0

When I run this command

exec xp_cmdshell 'copy C:\---\cmdshell1\a23.txt C:\---\cmdshell2';

It copies a23.txt file from cmdshell1 to cmdshell2 folder.

When I run the same command second time it does not copy the same a23.txt file to folder cmdshell2 for second time. So after running xp_cmdshell command multiple times I only get one file in cmdshell2 which was generated the first time. My question is, how to write this command in order to copy the a23.txt file from cmdshell1 folder into cmdshell2 the amount of times I ran the query(if I have run the above query 3 times, I want to have 3 copies of a23.txt file in cmdshell2).

  • Do you get the results you want if you run that command outside of xp_cmdshell? – Erik Darling Sep 25 '18 at 18:27
  • Do you mean in basic Command Prompt @sp_BlitzErik? While running on Command prompt is asks whether to overwrite or not.. – Eola Giba Sep 25 '18 at 18:32
  • @EolaGiba - Is it ok to put a timestamp on each file in the target folder to make the files unique? – Scott Hodgin Sep 25 '18 at 18:36
  • Yes, @ScottHodgin – Eola Giba Sep 25 '18 at 18:37
  • That is the normal behavior of xp_cmdshell and just command shell. It will not create a new file if a file exists. You have to make them unique. Can you use powershell for this? Or call powershell.exe from your prompt? – Ali Razeghi Sep 25 '18 at 18:38
1

Here is an example of building a dynamic xp_cmdshell command that includes a timestamp on the file

declare @Cmd varchar(100)
set @Cmd = 'copy C:\test\a23.txt C:\test\a23-' + replace(replace(convert(varchar(19),sysdatetime()),' ','-'),':','-') + '.txt'
print @cmd
exec xp_cmdshell @cmd;
  • I prefer Scotts answer to mine but i'll leave my answer up in case it helps someone else in the future. Scotts answer doesn't require you to drop into powershell from xp_cmdshell while my solution does. – Ali Razeghi Sep 25 '18 at 19:00
0

That is the normal behavior of xp_cmdshell and just command shell. It will not create a new file if a file exists. You have to make them unique. This worked for me.
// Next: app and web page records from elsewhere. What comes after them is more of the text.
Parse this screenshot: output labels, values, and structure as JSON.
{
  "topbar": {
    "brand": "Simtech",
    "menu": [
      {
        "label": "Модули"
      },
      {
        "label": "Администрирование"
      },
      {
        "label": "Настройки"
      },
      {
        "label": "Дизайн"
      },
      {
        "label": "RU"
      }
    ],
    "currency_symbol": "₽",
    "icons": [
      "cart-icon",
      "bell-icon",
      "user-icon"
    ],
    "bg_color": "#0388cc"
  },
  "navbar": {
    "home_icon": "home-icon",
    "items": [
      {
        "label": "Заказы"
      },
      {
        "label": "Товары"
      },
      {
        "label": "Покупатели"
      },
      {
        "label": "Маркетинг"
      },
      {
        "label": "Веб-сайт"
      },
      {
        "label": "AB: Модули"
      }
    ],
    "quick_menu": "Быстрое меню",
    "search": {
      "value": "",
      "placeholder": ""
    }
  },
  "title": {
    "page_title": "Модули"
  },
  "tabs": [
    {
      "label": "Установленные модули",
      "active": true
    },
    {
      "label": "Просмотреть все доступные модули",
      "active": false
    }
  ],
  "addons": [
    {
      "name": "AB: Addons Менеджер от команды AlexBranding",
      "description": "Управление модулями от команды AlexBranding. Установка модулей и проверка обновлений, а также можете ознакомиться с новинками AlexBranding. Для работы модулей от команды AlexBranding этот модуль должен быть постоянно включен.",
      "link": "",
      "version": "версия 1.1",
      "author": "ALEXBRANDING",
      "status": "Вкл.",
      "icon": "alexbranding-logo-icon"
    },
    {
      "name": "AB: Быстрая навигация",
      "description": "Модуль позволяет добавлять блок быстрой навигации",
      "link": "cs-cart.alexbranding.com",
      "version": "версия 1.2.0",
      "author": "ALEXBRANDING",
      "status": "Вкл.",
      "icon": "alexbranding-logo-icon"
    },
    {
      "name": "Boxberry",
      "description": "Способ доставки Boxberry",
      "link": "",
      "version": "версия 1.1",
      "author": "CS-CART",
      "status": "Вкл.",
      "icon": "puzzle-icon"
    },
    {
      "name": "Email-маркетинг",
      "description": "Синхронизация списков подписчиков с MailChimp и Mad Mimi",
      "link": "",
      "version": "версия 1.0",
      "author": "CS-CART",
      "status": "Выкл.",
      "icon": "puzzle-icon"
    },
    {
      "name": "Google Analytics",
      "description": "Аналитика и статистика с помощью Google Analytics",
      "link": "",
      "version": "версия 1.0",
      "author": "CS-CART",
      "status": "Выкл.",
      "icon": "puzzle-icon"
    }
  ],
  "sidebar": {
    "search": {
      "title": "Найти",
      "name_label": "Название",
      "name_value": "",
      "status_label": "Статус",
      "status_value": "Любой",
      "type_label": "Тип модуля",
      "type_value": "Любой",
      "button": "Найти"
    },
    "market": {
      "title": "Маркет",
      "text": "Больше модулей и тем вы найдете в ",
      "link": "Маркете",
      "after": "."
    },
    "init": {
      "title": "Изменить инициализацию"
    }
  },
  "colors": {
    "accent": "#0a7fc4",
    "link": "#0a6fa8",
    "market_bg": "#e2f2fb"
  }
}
First create this script and put it in a folder, I use a scripts folder. I named it cptimestamps.ps1.

$src = "C:\cmdshell1\1.txt"; 
$date = Get-Date -Format yyyy-MM-dd-ms; 
$dst = "C:\cmdshell2\1-$($date).txt"; 
Copy-Item $src $dst

Then execute powershell.exe from cmd by using:

powershell.exe -command c:\scripts\cptimestamp.ps1

This worked fine for me. Make sure your powershell execution policy is set. In many environments people just do a set-exeuctionpolicy -executionpolicy Unrestricted

Your Answer

By clicking “Post Your Answer”, you agree to our terms of service, privacy policy and cookie policy

Not the answer you're looking for? Browse other questions tagged or ask your own question.